kappa statistic. The lowest pairwise kappa value was 0.74,
indicating a satisfactory inter-rater reliability.
Most commentary on sense.us involved data analysis.
A typical comment made note of an observed trend or outlier,
often coupled with questions, explanatory hypotheses, or both.
A typical reply involved discussing hypotheses or answering
questions. The results of coding the comments are shown in
Figure 5. In total, 80.6% of comments involved an observation
of visualized data, 35.5% provided an explanatory hypothesis,
and 38.1% included a question about the data or a hypothesis.
Most questions and hypotheses accompanied an observation ( 91.6% and 92.2%, respectively) and half the hypotheses
were either phrased as or accompanied by a question ( 49.0%).
For example, participants in both lab studies discovered
a large drop in bartenders around the 1930s and posted
comments attributing the drop to alcohol prohibition.
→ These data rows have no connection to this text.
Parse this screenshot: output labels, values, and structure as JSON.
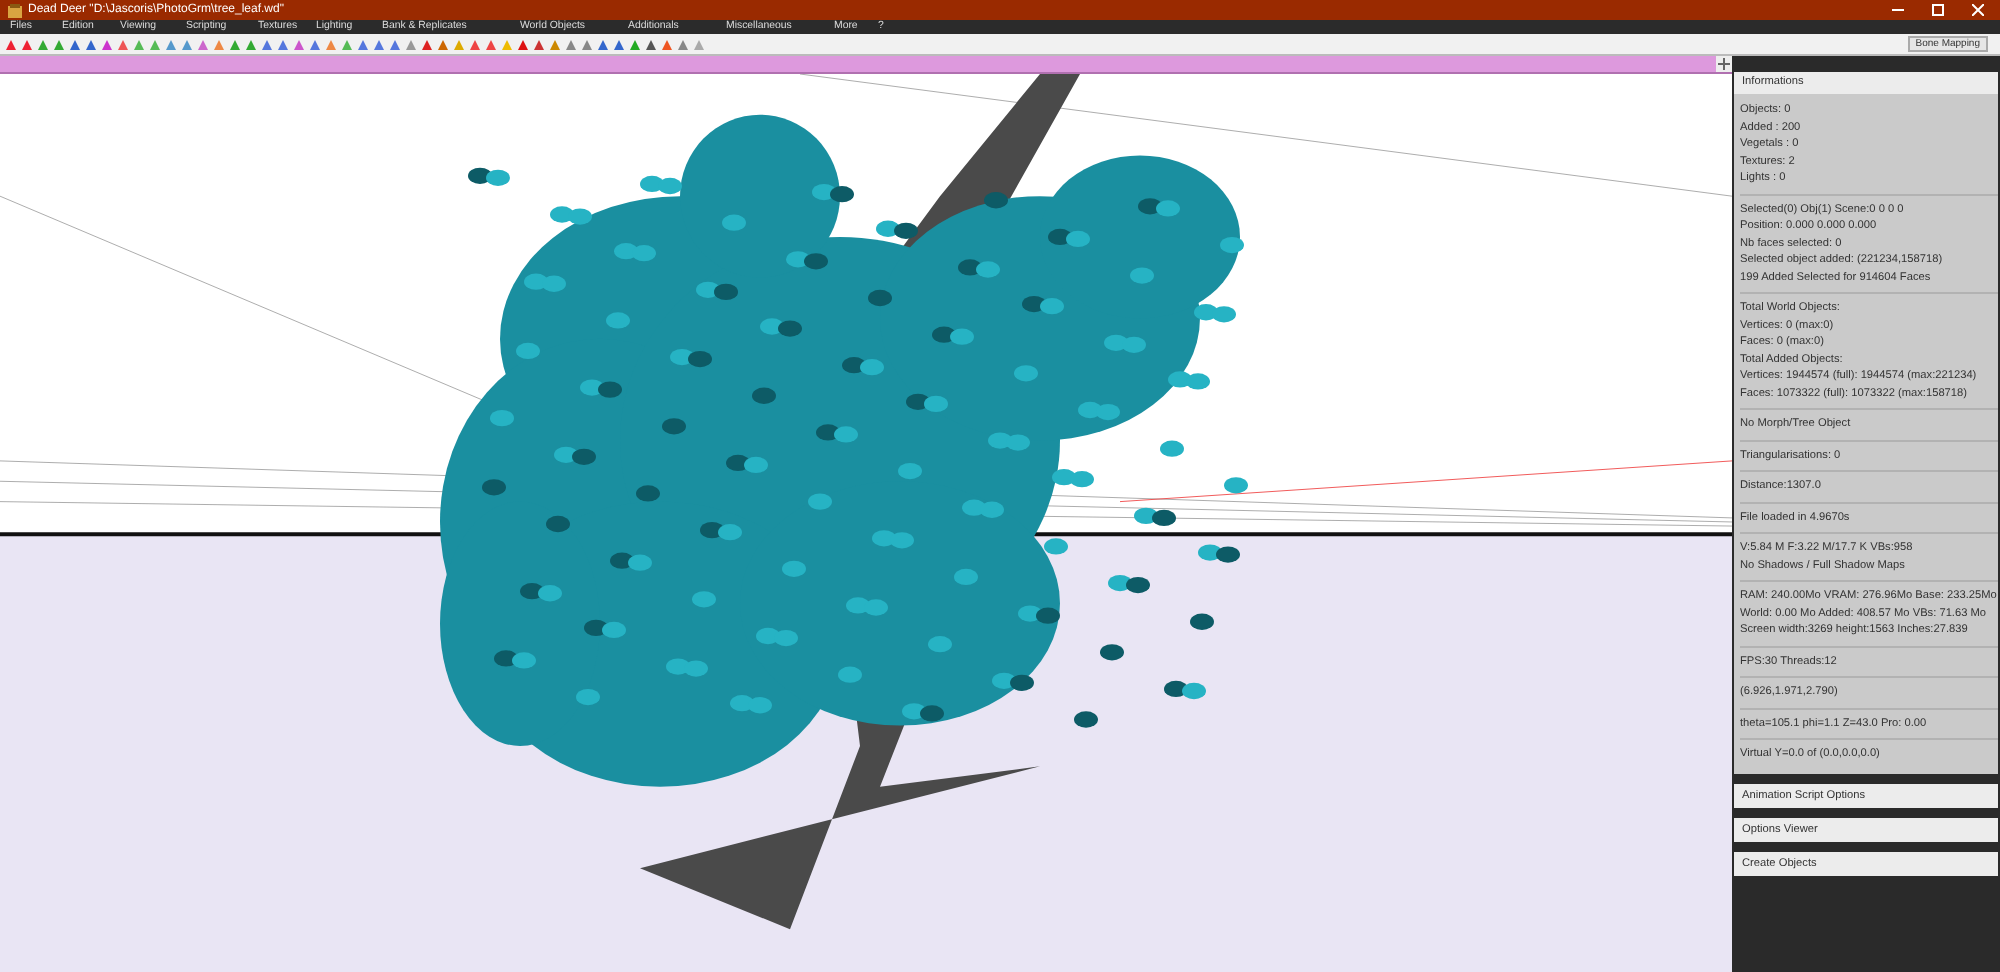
{
  "window": {
    "title": "Dead Deer \"D:\\Jascoris\\PhotoGrm\\tree_leaf.wd\""
  },
  "menu": [
    "Files",
    "Edition",
    "Viewing",
    "Scripting",
    "Textures",
    "Lighting",
    "Bank & Replicates",
    "World Objects",
    "Additionals",
    "Miscellaneous",
    "More",
    "?"
  ],
  "toolbar": {
    "mode_button": "Bone Mapping"
  },
  "info_panel": {
    "title": "Informations",
    "groups": [
      [
        "Objects: 0",
        "Added : 200",
        "Vegetals : 0",
        "Textures: 2",
        "Lights : 0"
      ],
      [
        "Selected(0) Obj(1) Scene:0 0 0 0",
        "Position: 0.000 0.000 0.000",
        "Nb faces selected: 0",
        "Selected object added: (221234,158718)",
        "199 Added Selected for 914604 Faces"
      ],
      [
        "Total World Objects:",
        "Vertices: 0 (max:0)",
        "Faces: 0 (max:0)",
        "Total Added Objects:",
        "Vertices: 1944574 (full): 1944574 (max:221234)",
        "Faces: 1073322 (full): 1073322 (max:158718)"
      ],
      [
        "No Morph/Tree Object"
      ],
      [
        "Triangularisations: 0"
      ],
      [
        "Distance:1307.0"
      ],
      [
        "File loaded in 4.9670s"
      ],
      [
        "V:5.84 M F:3.22 M/17.7 K VBs:958",
        "No Shadows / Full Shadow Maps"
      ],
      [
        "RAM: 240.00Mo VRAM: 276.96Mo Base: 233.25Mo",
        "World: 0.00 Mo Added: 408.57 Mo VBs: 71.63 Mo",
        "Screen width:3269 height:1563 Inches:27.839"
      ],
      [
        "FPS:30 Threads:12"
      ],
      [
        "(6.926,1.971,2.790)"
      ],
      [
        "theta=105.1 phi=1.1 Z=43.0 Pro: 0.00"
      ],
      [
        "Virtual Y=0.0 of (0.0,0.0,0.0)"
      ]
    ]
  },
  "collapsed_panels": [
    "Animation Script Options",
    "Options Viewer",
    "Create Objects"
  ]
}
In
the live deployment, one user commented on a scatterplot
view, asking why New Hampshire has such a high level of
retail sales per capita (Figure 4). Another user noted that
New Hampshire does not have sales tax, and neither does
Delaware, the second highest in retail sales. In this fashion,
discussion regularly involved the introduction of contextual
information not present in the visualization. For instance,
Figure 1 includes a timeline of events that was iteratively
constructed by multiple users, while the graph of teachers in
Figure 6 notes the introduction of compulsory education.
One instance of social data analysis occurred around a
rise, fall, and slight resurgence in the percentage of dentists
in the labor force. The first comment (one of the five seed
comments) noted the trends and asked what was happening. One subject responded in a separate thread, “Maybe
this has to do with fluoridation? But there’s a bump . . . but kids
got spoiled and had a lot of candy??” To this another subject
responded “As preventative dentistry has become more effective, dentists have continued to look for ways to continue working
(e.g., most people see the dentist twice a year now v. once a year
just a few decades ago).” Perhaps the most telling comment,
however, included a link to a different view, showing both
dentists and dental technicians. As dentists had declined in
percentage, technicians had grown substantially, indicating
specialization within the field. To this, another user asked
“I wonder if school has become too expensive for people to think
about dentistry, or at least their own practice when they can go
to technical school for less?” Visual data analysis, historical
knowledge, and personal anecdote all played a role in the
sensemaking process, explicating various factors shaping
Another role of comments was to aid data interpretation, especially in cases of unclear meaning or anomalies in
data collection. Overall, 15.7% of comments referenced data
naming, categorization, or collection issues. One prominent occupation was labeled “Operative,” a general category consisting largely of skilled labor. This term had little
meaning to subjects, one of whom asked “what the hell is an
operative?” Others responded to reinforce the question or to
suggest an explanation, e.g., “I bet they mean factory worker.”
Another subject agreed, noting that the years of the rise and
fall of operatives seemed consistent with factory workers.
Other examples include views missing data for a single year
figure 5: content analysis categorization of sense.us comments.
categories are not mutually exclusive.
figure 6: Visualization of the number of teachers. annotations
indicate the start of compulsory education and the rise of teachers
in the post-World War ii era.
(1940 was a common culprit), leading users to comment on
the probable case of missing data.
Some users were less interested in specific views than
in recurring patterns. One user was interested in exploring
careers that were historically male-dominated, but have
seen increasing numbers of females in the last half-century.
The user systematically explored the data, saving views in a
bookmark trail later shared in a comment named “Women’s
Rise.” Similarly, a more mathematically minded participant
was interested in patterns of job fluctuations, creating a
trail showcasing recurring distributions. Another searched
for jobs that had been usurped by technology, such as bank
tellers and telephone operators. In each of these cases, the
result was a tour or story winding through multiple views.
Overall, 14.2% of comments referenced an additional
view, either implicitly in the text or explicitly through drag-and-drop bookmark links. Although 22 of the 24 lab study
subjects ( 87.5%) saved at least one view to the bookmark
trail, only 14 ( 58.3%) created one or more drag-and-drop
bookmark links. The amount of view linking varied by user,
ranging from 0 to 19 links with an average of 2. 17.
Comments served other purposes as well. A number were
simple tests of system functionality ( 5.6%), often deleted by